The Art of Cupping
Hospital physicians or surgeons would prescribe cupping as part of a patient’s treatment. The process would be undertaken by a professional Cupper who used a naked flame to burn the oxygen from the inside of a set of small glasses, the created vacuum allowed a swift placement to the patient’s skin and the flesh would be drawn upward. If ‘wet cupping’ was prescribed, the process involved removal of the dry cup but then to use a fleam or lancet to make an incision repeating the cup placement. Blood was drawn upward to the correct ounce requirement and the filled glass removed quickly and carefully by the Cupper.
For the year 1823 St Thomas’ Hospital Apothecary Accounts listed payment for the services of Cupper “Coleby cupping for 950 patients £95.00” showing a fees paid at one pound for each patient’s treatment. He is again listed that same year under “Surgery Bills” as “Colby for Cupping 133 Patients £13.6s” indicating, also as for leeching, that the Apothecary’s treatment was more expensive, likely due to being a course of several weeks treatment over the shorter required for surgical patients.
* Dr Henry Clutterbuck had from 1778 trained at the United (Borough) Guy’s and St Thomas’ Hospitals. He founded the Medical and Chirurgical Review medical newsletter in 1795
Apothecary and Surgery Bills for St Thomas’ Hospital 1791-1845. London Metropolitan Archives.
Clutterbuck, Henry. 1840. Scarification: On the Proper Administration of Blood-Letting, for the Prevention and Cure of Disease. Published London.
South, John Flint. 1836. “Surgeon Frederick Tyrrell.” In St Thomas Hospital Reports, Vol I: 20—22.
To cite this post : Karen Howell, “The Humoral Management of Blood: Cupping, Bloodletting and Staunching- PART 2”, Museum Highlights (blog on oldoperatingtheatre.com), September 21st, 2017.

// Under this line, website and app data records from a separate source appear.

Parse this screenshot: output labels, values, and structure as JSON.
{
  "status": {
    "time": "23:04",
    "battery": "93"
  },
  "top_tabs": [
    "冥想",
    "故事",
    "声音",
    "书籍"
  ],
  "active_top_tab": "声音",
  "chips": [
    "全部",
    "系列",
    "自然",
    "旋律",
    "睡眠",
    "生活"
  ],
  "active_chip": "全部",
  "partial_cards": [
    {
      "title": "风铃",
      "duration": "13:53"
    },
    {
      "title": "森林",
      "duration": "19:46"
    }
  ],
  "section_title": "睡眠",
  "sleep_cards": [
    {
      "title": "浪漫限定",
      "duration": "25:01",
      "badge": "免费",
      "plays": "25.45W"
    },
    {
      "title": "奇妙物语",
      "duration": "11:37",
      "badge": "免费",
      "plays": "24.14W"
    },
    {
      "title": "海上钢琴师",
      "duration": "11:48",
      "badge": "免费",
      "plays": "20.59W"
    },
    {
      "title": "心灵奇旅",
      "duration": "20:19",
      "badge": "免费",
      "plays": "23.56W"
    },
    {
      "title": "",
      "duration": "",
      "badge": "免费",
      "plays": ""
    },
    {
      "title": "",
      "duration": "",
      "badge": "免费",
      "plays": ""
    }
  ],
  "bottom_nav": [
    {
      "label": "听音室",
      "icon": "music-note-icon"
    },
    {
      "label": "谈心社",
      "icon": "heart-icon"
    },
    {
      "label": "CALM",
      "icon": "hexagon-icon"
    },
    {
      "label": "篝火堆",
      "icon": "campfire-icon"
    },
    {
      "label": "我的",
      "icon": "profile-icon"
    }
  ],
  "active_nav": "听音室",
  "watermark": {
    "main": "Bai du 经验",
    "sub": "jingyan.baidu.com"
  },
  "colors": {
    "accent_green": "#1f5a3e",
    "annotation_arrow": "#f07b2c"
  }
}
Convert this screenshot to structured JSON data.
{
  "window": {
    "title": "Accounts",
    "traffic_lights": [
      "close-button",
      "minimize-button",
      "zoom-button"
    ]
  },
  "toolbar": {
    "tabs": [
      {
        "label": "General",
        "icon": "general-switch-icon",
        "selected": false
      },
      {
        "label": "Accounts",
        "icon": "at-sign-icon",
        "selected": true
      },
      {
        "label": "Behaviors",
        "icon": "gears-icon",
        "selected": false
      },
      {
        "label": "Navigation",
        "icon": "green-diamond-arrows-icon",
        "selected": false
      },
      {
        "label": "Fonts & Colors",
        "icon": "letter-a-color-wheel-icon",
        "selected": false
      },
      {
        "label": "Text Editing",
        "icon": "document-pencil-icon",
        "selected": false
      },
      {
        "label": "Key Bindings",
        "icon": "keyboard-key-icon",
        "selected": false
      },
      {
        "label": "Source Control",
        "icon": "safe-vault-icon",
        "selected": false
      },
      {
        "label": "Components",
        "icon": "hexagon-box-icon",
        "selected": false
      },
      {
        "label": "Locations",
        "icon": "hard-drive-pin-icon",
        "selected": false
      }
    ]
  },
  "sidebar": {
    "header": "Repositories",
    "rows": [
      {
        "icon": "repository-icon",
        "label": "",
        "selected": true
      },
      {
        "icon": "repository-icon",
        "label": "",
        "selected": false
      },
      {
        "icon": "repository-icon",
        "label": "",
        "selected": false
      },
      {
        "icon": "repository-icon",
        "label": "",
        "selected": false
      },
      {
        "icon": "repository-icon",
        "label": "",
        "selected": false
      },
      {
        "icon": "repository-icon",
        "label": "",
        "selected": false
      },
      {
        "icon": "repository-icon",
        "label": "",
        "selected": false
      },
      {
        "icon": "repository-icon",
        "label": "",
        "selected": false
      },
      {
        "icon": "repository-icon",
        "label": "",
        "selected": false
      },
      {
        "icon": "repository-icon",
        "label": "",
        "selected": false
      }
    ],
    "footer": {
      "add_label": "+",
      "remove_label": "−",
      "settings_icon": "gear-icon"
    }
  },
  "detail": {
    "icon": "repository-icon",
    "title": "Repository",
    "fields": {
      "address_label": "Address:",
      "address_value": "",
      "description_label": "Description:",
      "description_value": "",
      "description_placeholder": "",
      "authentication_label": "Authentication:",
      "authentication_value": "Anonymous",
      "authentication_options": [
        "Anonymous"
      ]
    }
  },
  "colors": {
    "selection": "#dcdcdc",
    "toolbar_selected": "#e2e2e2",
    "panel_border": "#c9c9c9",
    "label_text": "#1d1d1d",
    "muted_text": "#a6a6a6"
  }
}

Karen Howell was trained at Chelsea College of Art as a video and installation artist and undertook postgraduate work at Central St Martins School of Art, London. Throughout her training she has always had the history of medicine as a core interest. It was only after joining the museum that she undertook her museum studies training at Leicester University becoming then the Curator of the Old Operating Theatre Museum and Herb Garret.